*Activity*: Return the data below unchanged. Drop any pictures.

»»

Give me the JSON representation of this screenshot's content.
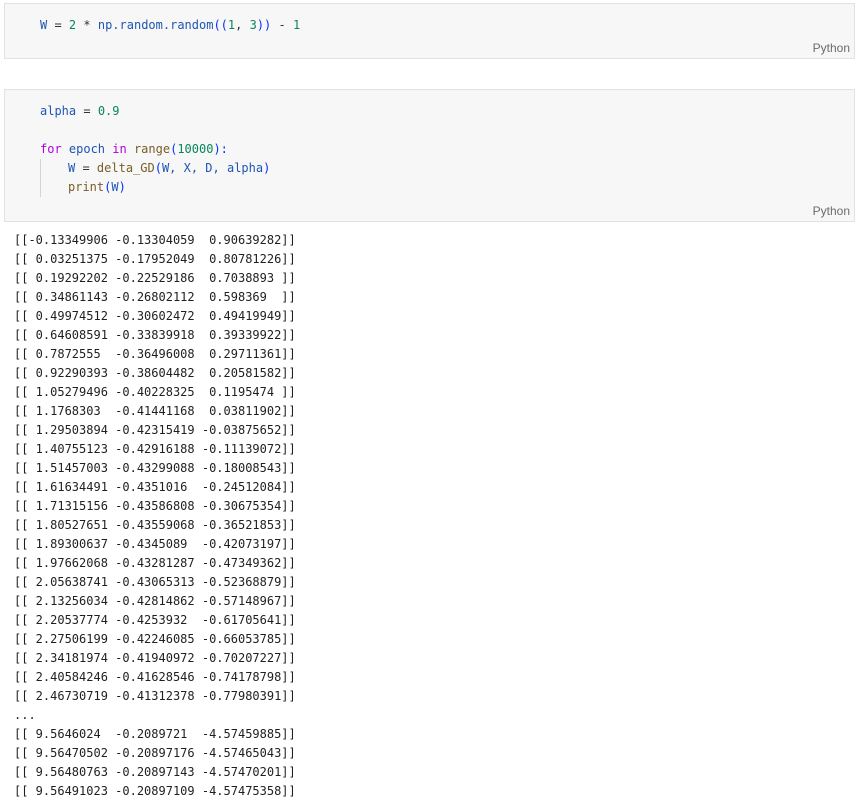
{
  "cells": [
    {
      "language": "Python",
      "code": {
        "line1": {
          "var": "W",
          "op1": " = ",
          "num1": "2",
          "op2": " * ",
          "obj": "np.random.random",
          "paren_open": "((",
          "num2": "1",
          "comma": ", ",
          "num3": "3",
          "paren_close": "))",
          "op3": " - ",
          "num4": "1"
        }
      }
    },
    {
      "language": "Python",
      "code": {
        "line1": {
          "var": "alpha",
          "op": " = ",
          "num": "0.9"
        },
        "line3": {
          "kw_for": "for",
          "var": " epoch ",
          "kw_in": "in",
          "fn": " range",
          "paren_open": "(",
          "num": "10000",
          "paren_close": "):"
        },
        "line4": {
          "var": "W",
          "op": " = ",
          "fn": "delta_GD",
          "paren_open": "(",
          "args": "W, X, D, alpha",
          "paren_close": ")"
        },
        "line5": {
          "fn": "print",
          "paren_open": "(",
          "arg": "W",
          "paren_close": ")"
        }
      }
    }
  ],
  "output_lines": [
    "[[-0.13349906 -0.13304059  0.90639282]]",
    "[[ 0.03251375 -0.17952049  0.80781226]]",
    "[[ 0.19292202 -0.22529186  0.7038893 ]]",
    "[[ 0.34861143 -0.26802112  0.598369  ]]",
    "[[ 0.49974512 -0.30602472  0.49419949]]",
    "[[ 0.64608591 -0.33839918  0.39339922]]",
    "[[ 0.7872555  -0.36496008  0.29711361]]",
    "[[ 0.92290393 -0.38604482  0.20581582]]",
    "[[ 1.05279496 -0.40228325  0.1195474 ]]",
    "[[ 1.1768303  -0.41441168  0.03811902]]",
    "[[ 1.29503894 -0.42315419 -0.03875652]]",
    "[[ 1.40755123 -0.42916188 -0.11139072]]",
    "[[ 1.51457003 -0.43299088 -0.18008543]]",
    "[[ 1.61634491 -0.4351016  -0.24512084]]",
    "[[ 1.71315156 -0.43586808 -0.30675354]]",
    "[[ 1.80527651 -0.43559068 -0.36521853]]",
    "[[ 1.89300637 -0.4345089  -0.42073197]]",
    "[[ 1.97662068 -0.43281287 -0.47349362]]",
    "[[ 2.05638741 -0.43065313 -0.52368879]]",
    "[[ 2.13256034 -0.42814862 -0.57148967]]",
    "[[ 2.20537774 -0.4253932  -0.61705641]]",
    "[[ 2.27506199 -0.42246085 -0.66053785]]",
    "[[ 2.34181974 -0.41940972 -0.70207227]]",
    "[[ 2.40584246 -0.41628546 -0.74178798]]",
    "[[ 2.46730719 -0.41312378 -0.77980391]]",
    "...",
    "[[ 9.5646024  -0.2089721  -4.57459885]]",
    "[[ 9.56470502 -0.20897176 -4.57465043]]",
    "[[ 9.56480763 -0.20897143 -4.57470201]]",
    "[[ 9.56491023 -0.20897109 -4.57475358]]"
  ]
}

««

*Result*:
Give me the JSON representation of this screenshot's content.
{
  "cells": [
    {
      "language": "Python",
      "code": {
        "line1": {
          "var": "W",
          "op1": " = ",
          "num1": "2",
          "op2": " * ",
          "obj": "np.random.random",
          "paren_open": "((",
          "num2": "1",
          "comma": ", ",
          "num3": "3",
          "paren_close": "))",
          "op3": " - ",
          "num4": "1"
        }
      }
    },
    {
      "language": "Python",
      "code": {
        "line1": {
          "var": "alpha",
          "op": " = ",
          "num": "0.9"
        },
        "line3": {
          "kw_for": "for",
          "var": " epoch ",
          "kw_in": "in",
          "fn": " range",
          "paren_open": "(",
          "num": "10000",
          "paren_close": "):"
        },
        "line4": {
          "var": "W",
          "op": " = ",
          "fn": "delta_GD",
          "paren_open": "(",
          "args": "W, X, D, alpha",
          "paren_close": ")"
        },
        "line5": {
          "fn": "print",
          "paren_open": "(",
          "arg": "W",
          "paren_close": ")"
        }
      }
    }
  ],
  "output_lines": [
    "[[-0.13349906 -0.13304059  0.90639282]]",
    "[[ 0.03251375 -0.17952049  0.80781226]]",
    "[[ 0.19292202 -0.22529186  0.7038893 ]]",
    "[[ 0.34861143 -0.26802112  0.598369  ]]",
    "[[ 0.49974512 -0.30602472  0.49419949]]",
    "[[ 0.64608591 -0.33839918  0.39339922]]",
    "[[ 0.7872555  -0.36496008  0.29711361]]",
    "[[ 0.92290393 -0.38604482  0.20581582]]",
    "[[ 1.05279496 -0.40228325  0.1195474 ]]",
    "[[ 1.1768303  -0.41441168  0.03811902]]",
    "[[ 1.29503894 -0.42315419 -0.03875652]]",
    "[[ 1.40755123 -0.42916188 -0.11139072]]",
    "[[ 1.51457003 -0.43299088 -0.18008543]]",
    "[[ 1.61634491 -0.4351016  -0.24512084]]",
    "[[ 1.71315156 -0.43586808 -0.30675354]]",
    "[[ 1.80527651 -0.43559068 -0.36521853]]",
    "[[ 1.89300637 -0.4345089  -0.42073197]]",
    "[[ 1.97662068 -0.43281287 -0.47349362]]",
    "[[ 2.05638741 -0.43065313 -0.52368879]]",
    "[[ 2.13256034 -0.42814862 -0.57148967]]",
    "[[ 2.20537774 -0.4253932  -0.61705641]]",
    "[[ 2.27506199 -0.42246085 -0.66053785]]",
    "[[ 2.34181974 -0.41940972 -0.70207227]]",
    "[[ 2.40584246 -0.41628546 -0.74178798]]",
    "[[ 2.46730719 -0.41312378 -0.77980391]]",
    "...",
    "[[ 9.5646024  -0.2089721  -4.57459885]]",
    "[[ 9.56470502 -0.20897176 -4.57465043]]",
    "[[ 9.56480763 -0.20897143 -4.57470201]]",
    "[[ 9.56491023 -0.20897109 -4.57475358]]"
  ]
}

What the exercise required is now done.